WHAT TO DO: Leave the pictures out. Return the rest of the listing below exactly.

MATERIAL FOR THE TASK:

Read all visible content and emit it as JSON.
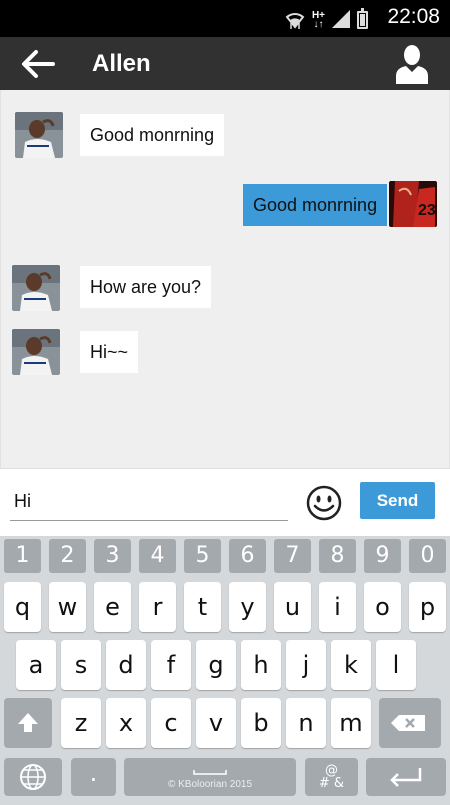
{
  "status_bar": {
    "time": "22:08",
    "network": "H+"
  },
  "header": {
    "title": "Allen"
  },
  "messages": [
    {
      "direction": "in",
      "text": "Good monrning"
    },
    {
      "direction": "out",
      "text": "Good monrning"
    },
    {
      "direction": "in",
      "text": "How are you?"
    },
    {
      "direction": "in",
      "text": "Hi~~"
    }
  ],
  "composer": {
    "input_value": "Hi",
    "send_label": "Send"
  },
  "keyboard": {
    "number_row": [
      "1",
      "2",
      "3",
      "4",
      "5",
      "6",
      "7",
      "8",
      "9",
      "0"
    ],
    "row1": [
      "q",
      "w",
      "e",
      "r",
      "t",
      "y",
      "u",
      "i",
      "o",
      "p"
    ],
    "row2": [
      "a",
      "s",
      "d",
      "f",
      "g",
      "h",
      "j",
      "k",
      "l"
    ],
    "row3": [
      "z",
      "x",
      "c",
      "v",
      "b",
      "n",
      "m"
    ],
    "period": ".",
    "space_branding": "© KBoloorian 2015",
    "symbols_top": "@",
    "symbols_bottom": "# &"
  },
  "colors": {
    "accent": "#3c9ad9",
    "app_bar": "#313131",
    "chat_bg": "#efefef"
  }
}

EXERCISE OUTPUT:
Read all visible content and emit it as JSON.
{
  "status_bar": {
    "time": "22:08",
    "network": "H+"
  },
  "header": {
    "title": "Allen"
  },
  "messages": [
    {
      "direction": "in",
      "text": "Good monrning"
    },
    {
      "direction": "out",
      "text": "Good monrning"
    },
    {
      "direction": "in",
      "text": "How are you?"
    },
    {
      "direction": "in",
      "text": "Hi~~"
    }
  ],
  "composer": {
    "input_value": "Hi",
    "send_label": "Send"
  },
  "keyboard": {
    "number_row": [
      "1",
      "2",
      "3",
      "4",
      "5",
      "6",
      "7",
      "8",
      "9",
      "0"
    ],
    "row1": [
      "q",
      "w",
      "e",
      "r",
      "t",
      "y",
      "u",
      "i",
      "o",
      "p"
    ],
    "row2": [
      "a",
      "s",
      "d",
      "f",
      "g",
      "h",
      "j",
      "k",
      "l"
    ],
    "row3": [
      "z",
      "x",
      "c",
      "v",
      "b",
      "n",
      "m"
    ],
    "period": ".",
    "space_branding": "© KBoloorian 2015",
    "symbols_top": "@",
    "symbols_bottom": "# &"
  },
  "colors": {
    "accent": "#3c9ad9",
    "app_bar": "#313131",
    "chat_bg": "#efefef"
  }
}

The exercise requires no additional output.